One of the protesters from the group For Our Grandchildren told AAP: “Abbott and Harper are like Siamese twins when it comes to climate change. It’s tragic.”

The protesters sang a song by Australian composer Glyn Lehmann called “I am the earth”.

Mr Harper’s spokesman said the Trans-Pacific Partnership – a 12-nation deal to set up an Asia-Pacific free trade area – would be on the agenda, as well as security issues.

Trade Minister Andrew Robb, who will also be visiting Canada and the United States with a business delegation, told AAP he believed the TPP could be concluded by the end of 2015.

Mr Abbott finished the official part of his visit to France holding talks with President Francois Hollande.

Mr Hollande expressed his nation’s “deep appreciation” for Australia’s sacrifices in defending France during two world wars, while a range of global and regional issues were covered.

He briefed Mr Abbott on recent high-level diplomacy regarding the situation in Ukraine.

They discussed developments in the South China Sea and intelligence and security co-operation in responding to the threat posed by fighters returning from Syria.

The pair also spoke about the G20 summit in November, when Mr Hollande will become the first French president to visit Australia.

Earlier on Saturday, Mr Abbott travelled to the Western Front, visiting World War I memorials at Villers-Bretonneux, Pozieres and Thiepval.

Following his visit to Canada, Mr Abbott will travel to New York and Washington DC where he will meet with US President Barack Obama.

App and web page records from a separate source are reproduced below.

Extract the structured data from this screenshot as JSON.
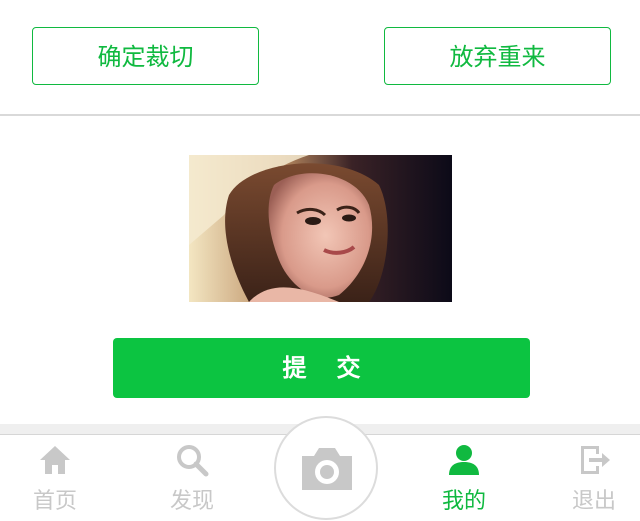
{
  "crop_actions": {
    "confirm_label": "确定裁切",
    "discard_label": "放弃重来"
  },
  "preview": {
    "alt": "cropped portrait photo"
  },
  "submit_label": "提交",
  "tabbar": {
    "items": [
      {
        "label": "首页",
        "icon": "home-icon",
        "active": false
      },
      {
        "label": "发现",
        "icon": "search-icon",
        "active": false
      },
      {
        "label": "",
        "icon": "camera-icon",
        "active": false
      },
      {
        "label": "我的",
        "icon": "user-icon",
        "active": true
      },
      {
        "label": "退出",
        "icon": "logout-icon",
        "active": false
      }
    ]
  },
  "colors": {
    "accent": "#10b940",
    "submit_bg": "#0cc441",
    "inactive": "#c8c8c8"
  }
}
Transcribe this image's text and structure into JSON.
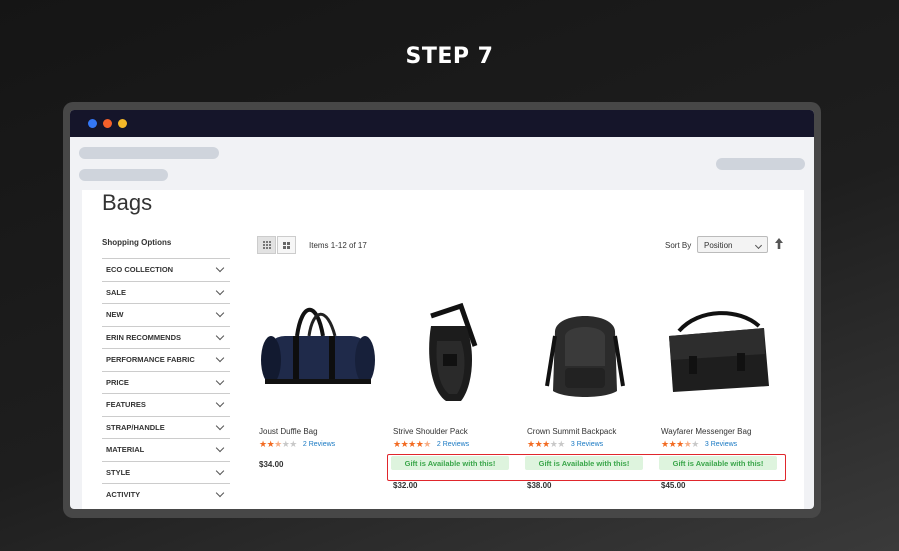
{
  "step_label": "STEP 7",
  "page": {
    "title": "Bags",
    "shopping_options_label": "Shopping Options",
    "filters": [
      "ECO COLLECTION",
      "SALE",
      "NEW",
      "ERIN RECOMMENDS",
      "PERFORMANCE FABRIC",
      "PRICE",
      "FEATURES",
      "STRAP/HANDLE",
      "MATERIAL",
      "STYLE",
      "ACTIVITY"
    ],
    "toolbar": {
      "items_count": "Items 1-12 of 17",
      "sort_label": "Sort By",
      "sort_value": "Position"
    },
    "products": [
      {
        "name": "Joust Duffle Bag",
        "rating": 2.5,
        "reviews": "2  Reviews",
        "price": "$34.00",
        "gift": ""
      },
      {
        "name": "Strive Shoulder Pack",
        "rating": 4.5,
        "reviews": "2  Reviews",
        "price": "$32.00",
        "gift": "Gift is Available with this!"
      },
      {
        "name": "Crown Summit Backpack",
        "rating": 3,
        "reviews": "3  Reviews",
        "price": "$38.00",
        "gift": "Gift is Available with this!"
      },
      {
        "name": "Wayfarer Messenger Bag",
        "rating": 3.5,
        "reviews": "3  Reviews",
        "price": "$45.00",
        "gift": "Gift is Available with this!"
      }
    ]
  },
  "colors": {
    "titlebar": "#15152a",
    "star_on": "#f26b22",
    "review_link": "#1979c3",
    "gift_bg": "#def4de",
    "gift_text": "#3aa64a",
    "highlight": "#e0262c"
  },
  "icons": [
    "grid-view-icon",
    "list-view-icon",
    "chevron-down-icon",
    "sort-arrow-up-icon"
  ]
}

The prime minister will also meet with key US economic policy makers including Reserve Bank governor Janet Yellen and US Treasury Secretary Jack Lew, as well as US Secretary of State John Kerry, Defense Secretary Chuck Hagel and up and coming Republican and Democrat politicians.